Therapeutics for Drug-Resistant Bacterial Infections - Myxopyronins

Invention Summary:

There is an urgent national and international need for new classes of antibacterial agents effective against bacterial pathogens resistant to current antibacterial agents.

Myxopyronin (Myx) is a microbially produced antibiotic that inhibits bacterial RNA polymerase through a novel binding site and novel mechanism.
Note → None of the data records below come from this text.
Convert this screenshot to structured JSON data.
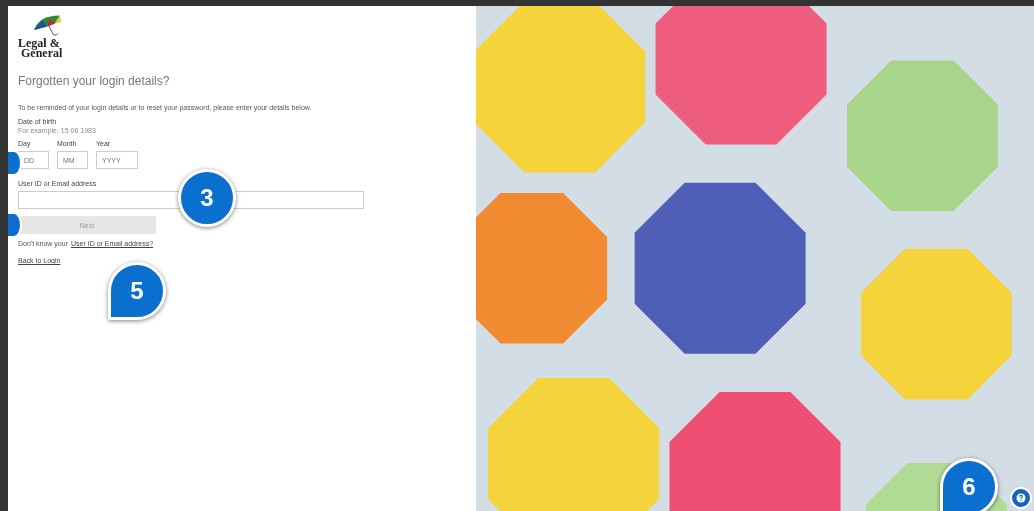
{
  "logo": {
    "line_1": "Legal &",
    "line_2": "General"
  },
  "heading": "Forgotten your login details?",
  "intro": "To be reminded of your login details or to reset your password, please enter your details below.",
  "dob": {
    "label": "Date of birth",
    "hint": "For example, 15 06 1983",
    "fields": [
      {
        "label": "Day",
        "placeholder": "DD"
      },
      {
        "label": "Month",
        "placeholder": "MM"
      },
      {
        "label": "Year",
        "placeholder": "YYYY"
      }
    ]
  },
  "user_field": {
    "label": "User ID or Email address"
  },
  "next_button": {
    "label": "Next",
    "disabled": true
  },
  "help_text": {
    "prefix": "Don't know your",
    "link": "User ID or Email address?"
  },
  "back_link": "Back to Login",
  "callouts": [
    {
      "number": "3"
    },
    {
      "number": "5"
    },
    {
      "number": "6"
    }
  ]
}
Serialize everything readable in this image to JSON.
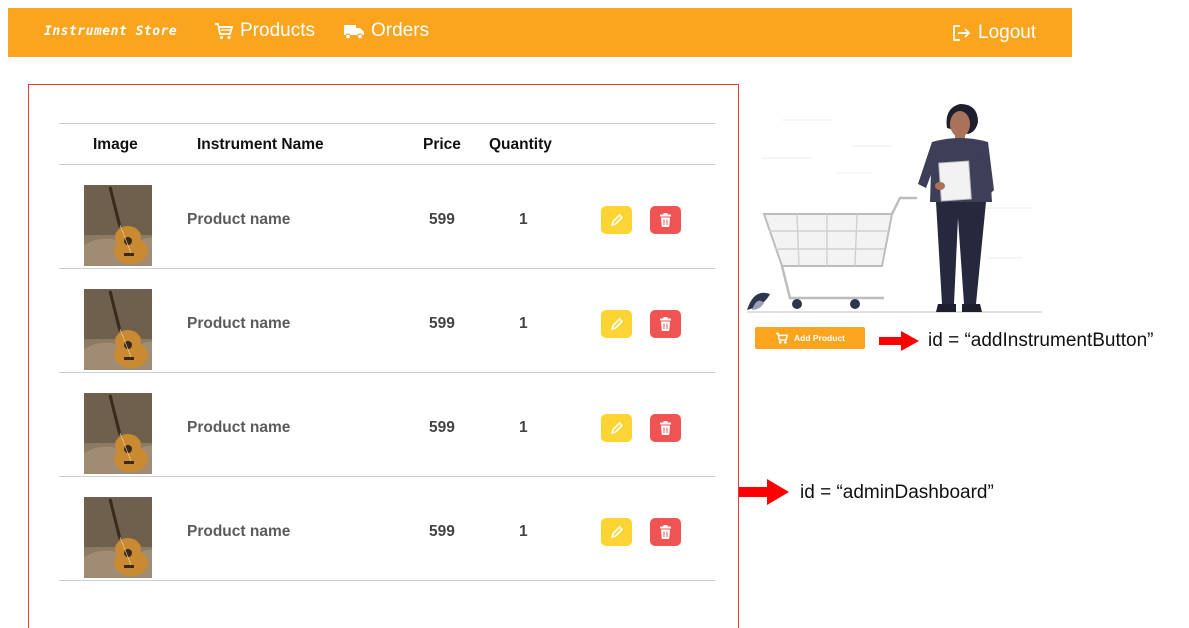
{
  "navbar": {
    "brand": "Instrument Store",
    "products": "Products",
    "orders": "Orders",
    "logout": "Logout"
  },
  "table": {
    "headers": {
      "image": "Image",
      "name": "Instrument Name",
      "price": "Price",
      "quantity": "Quantity"
    },
    "rows": [
      {
        "name": "Product name",
        "price": "599",
        "quantity": "1"
      },
      {
        "name": "Product name",
        "price": "599",
        "quantity": "1"
      },
      {
        "name": "Product name",
        "price": "599",
        "quantity": "1"
      },
      {
        "name": "Product name",
        "price": "599",
        "quantity": "1"
      }
    ]
  },
  "add_button": {
    "label": "Add Product"
  },
  "annotations": {
    "add_button_id": "id = “addInstrumentButton”",
    "dashboard_id": "id = “adminDashboard”"
  },
  "colors": {
    "navbar": "#fba51f",
    "edit": "#fcd535",
    "delete": "#f05452",
    "border": "#e23b3b",
    "arrow": "#ff0000"
  },
  "icons": {
    "products": "cart-icon",
    "orders": "truck-icon",
    "logout": "logout-icon",
    "edit": "pencil-icon",
    "delete": "trash-icon",
    "add": "cart-icon"
  }
}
Rutgers researchers defined the binding site, mechanism, and structural basis of inhibition by Myx. Rutgers researchers then performed structure-based design of novel Myx analogs, synthesized and evaluated >600 novel proprietary Myx analogs comprising three related chemical scaffold families (PYs, APYs, and APPs), and identified compounds having improved in vitro and in vivo antibacterial activities, improved in vitro and in vivo pharmacological properties, and scalable syntheses.

Our current lead molecule APY 281 exhibits potent in vitro activity against Gram-positive bacteria and some Gram negative bacteria--including drug-resistant and multi-drug-resistant strains--and exhibit potent in vivo activity in a mouse methicillin-resistant Staphylococcus aureus (MRSA) infection model with either intravenous dosing or oral dosing.

In the presence of an outer-membrane-disruptor serving as "potentiator," APY 281 exhibits potent in vitro activity against additional Gram-negative bacteria, including Pseudomonas aeruginosa, Acinetobacter baumannii, Klebsiella pneumoniae, and Escherichia coli--including colistin-resistant mcr-1 strains of E. coli--and exhibit potent in vivo activity in a mouse P. aeruginosa infection model with intravenous dosing.


  • First-in-class compounds (PYs/APYs, APPs)
  • Novel target and mechanism
  • Broad-spectrum antibacterial activity (most Gram-positive bacteria and some Gram-negative bacteria
  • Active against drug-resistant strains (active against strains resistant to rifamycins, lipiarmycins, beta lactams, tetracyclines, macrolides, fluoroquinolines, aminoglycosides, lincosamides, oxazolidinones, lipopeptides, glycopeptides, mupirocins)
  • Active against priority public-health pathogens (Staphylococcus aureus, Enterococcus faecalis, Enterococcus faecium, Streptococcus pyogenes, Streptococcus pneumoniae, Clostridium difficile, and Mycobacterium tuberculosis without potentiator; Pseudomonas aeruginosa, Acinetobacter baumannii, Klebsiella pneumoniae, and Escherichia coli in combination with potentiator)
  • Active against priority biodefense pathogens (Bacillus anthracis, Francisella tularensis, Yersinia pestis, Burkholderia mallei, Burkholderia pseudomallei, Brucella melitensis)
  • Active against both replicating and non-replicating bacteria
  • Active against biofilms
  • Bactericidal
  • Additive effects when co-administered with rifamycins
  • Suppressed resistance emergence when co-administered with rifamycins
  • Orally available

Primary Indications:

  • Treatment of gram- positive bacterial infections (particularly drug-resistant and multi-drug-resistant bacterial infections MRSA, VRSA, VRE, MDR-TB) (1) iv with oral step down and, (2) iv in combination with a potentiator, gram negative bacterial infections - Pseudomonas, Acinetobacter, and Enterobacteriaceae

Intellectual Property & Development Status:

  • Large patent portfolio containing both issued and pending patents on compositions of matter and uses
  • Advanced lead compounds with IND enabling data and with in vivo proof of concept in Gram-positive and Gram-negative animal infection models- some Toxicology completed
Patent Information:
For Information, Contact:
Fred Banti
Associate Director, Life Sciences
Rutgers University